Harbor Crest has never contended that Gienapp’s assistance to other members of the family could not have given her daughter a mental boost. A person who knows that her family is well looked-after has an important resource in trying to recover from a medical challenge.
Noting that FMLA “care” includes psychological as well as physical assistance to a covered family member, this holding seems to suggest that taking FMLA to care for another includes providing a “mental boost” to that person. Apparently looking after grandkids gives such a boost; it’s anyone’s guess what other actions could qualify. Judge Easterbrook seemed to acknowledge these potential arguments, stating, “Doubtless some forms of familial assistance are too tangential to hold out a prospect of psychological benefits to a covered relative, but Harbor Crest does not contend that Gienapp’s aid was too slight to qualify.” It seems inevitable the “mental boost” language will be used repeatedly in the future by employees seeking to expand their FMLA leave rights.
I have found in my practice that administering workplace leave is the most frustrating part of an HR representative’s or in-house employment attorney’s job.
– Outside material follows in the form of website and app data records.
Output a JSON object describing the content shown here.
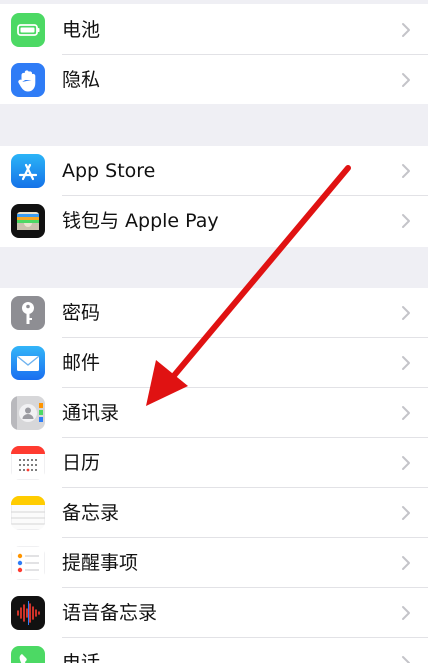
{
  "settings": {
    "groups": [
      {
        "items": [
          {
            "label": "电池",
            "icon": "battery-icon",
            "color": "#4cd964"
          },
          {
            "label": "隐私",
            "icon": "privacy-hand-icon",
            "color": "#2f7cf6"
          }
        ]
      },
      {
        "items": [
          {
            "label": "App Store",
            "icon": "app-store-icon",
            "color": "#1a8cf0"
          },
          {
            "label": "钱包与 Apple Pay",
            "icon": "wallet-icon",
            "color": "#111111"
          }
        ]
      },
      {
        "items": [
          {
            "label": "密码",
            "icon": "key-icon",
            "color": "#8e8e93"
          },
          {
            "label": "邮件",
            "icon": "mail-icon",
            "color": "#1f8df2"
          },
          {
            "label": "通讯录",
            "icon": "contacts-icon",
            "color": "#cfcfcf"
          },
          {
            "label": "日历",
            "icon": "calendar-icon",
            "color": "#ff3b30"
          },
          {
            "label": "备忘录",
            "icon": "notes-icon",
            "color": "#ffcc00"
          },
          {
            "label": "提醒事项",
            "icon": "reminders-icon",
            "color": "#ffffff"
          },
          {
            "label": "语音备忘录",
            "icon": "voice-memos-icon",
            "color": "#111111"
          },
          {
            "label": "电话",
            "icon": "phone-icon",
            "color": "#4cd964"
          }
        ]
      }
    ]
  },
  "annotation": {
    "arrow_color": "#e01212"
  }
}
This decision only adds to the confusion about when leave should be granted, how much leave is permitted, and when leave becomes so long or so indefinite that the employer can terminate the employment. It’s still true that an employee is not entitled to FMLA leave to care for a grandchild who has a serious health condition, but even when the leave request is to care for someone actually covered by the statute (parent, spouse, child), employers would be wise to take an expansive approach to what it means to provide “care.”